[[ Materials provided open ]]

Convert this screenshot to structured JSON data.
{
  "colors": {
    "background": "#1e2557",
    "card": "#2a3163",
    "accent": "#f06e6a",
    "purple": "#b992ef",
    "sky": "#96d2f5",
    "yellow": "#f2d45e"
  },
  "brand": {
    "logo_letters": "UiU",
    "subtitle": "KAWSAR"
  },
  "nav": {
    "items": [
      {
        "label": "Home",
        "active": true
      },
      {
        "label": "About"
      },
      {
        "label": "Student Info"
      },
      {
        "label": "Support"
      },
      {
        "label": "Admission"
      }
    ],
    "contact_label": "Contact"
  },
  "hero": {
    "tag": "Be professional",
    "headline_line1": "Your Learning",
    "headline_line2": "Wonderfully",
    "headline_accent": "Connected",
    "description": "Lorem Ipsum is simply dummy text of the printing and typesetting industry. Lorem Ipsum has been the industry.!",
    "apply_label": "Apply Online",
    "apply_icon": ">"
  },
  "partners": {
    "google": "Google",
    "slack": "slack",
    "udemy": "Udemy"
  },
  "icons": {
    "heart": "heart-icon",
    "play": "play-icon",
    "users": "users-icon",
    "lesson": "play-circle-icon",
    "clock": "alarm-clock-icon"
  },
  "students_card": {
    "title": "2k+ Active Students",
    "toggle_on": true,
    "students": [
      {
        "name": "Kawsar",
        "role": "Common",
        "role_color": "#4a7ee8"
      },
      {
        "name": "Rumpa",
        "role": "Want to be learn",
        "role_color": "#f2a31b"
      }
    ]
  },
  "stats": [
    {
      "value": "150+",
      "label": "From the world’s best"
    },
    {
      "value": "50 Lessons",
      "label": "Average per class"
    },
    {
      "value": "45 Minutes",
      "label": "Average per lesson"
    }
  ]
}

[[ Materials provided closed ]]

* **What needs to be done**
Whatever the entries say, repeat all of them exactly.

* **Answer to this task**
Convert this screenshot to structured JSON data.
{
  "colors": {
    "background": "#1e2557",
    "card": "#2a3163",
    "accent": "#f06e6a",
    "purple": "#b992ef",
    "sky": "#96d2f5",
    "yellow": "#f2d45e"
  },
  "brand": {
    "logo_letters": "UiU",
    "subtitle": "KAWSAR"
  },
  "nav": {
    "items": [
      {
        "label": "Home",
        "active": true
      },
      {
        "label": "About"
      },
      {
        "label": "Student Info"
      },
      {
        "label": "Support"
      },
      {
        "label": "Admission"
      }
    ],
    "contact_label": "Contact"
  },
  "hero": {
    "tag": "Be professional",
    "headline_line1": "Your Learning",
    "headline_line2": "Wonderfully",
    "headline_accent": "Connected",
    "description": "Lorem Ipsum is simply dummy text of the printing and typesetting industry. Lorem Ipsum has been the industry.!",
    "apply_label": "Apply Online",
    "apply_icon": ">"
  },
  "partners": {
    "google": "Google",
    "slack": "slack",
    "udemy": "Udemy"
  },
  "icons": {
    "heart": "heart-icon",
    "play": "play-icon",
    "users": "users-icon",
    "lesson": "play-circle-icon",
    "clock": "alarm-clock-icon"
  },
  "students_card": {
    "title": "2k+ Active Students",
    "toggle_on": true,
    "students": [
      {
        "name": "Kawsar",
        "role": "Common",
        "role_color": "#4a7ee8"
      },
      {
        "name": "Rumpa",
        "role": "Want to be learn",
        "role_color": "#f2a31b"
      }
    ]
  },
  "stats": [
    {
      "value": "150+",
      "label": "From the world’s best"
    },
    {
      "value": "50 Lessons",
      "label": "Average per class"
    },
    {
      "value": "45 Minutes",
      "label": "Average per lesson"
    }
  ]
}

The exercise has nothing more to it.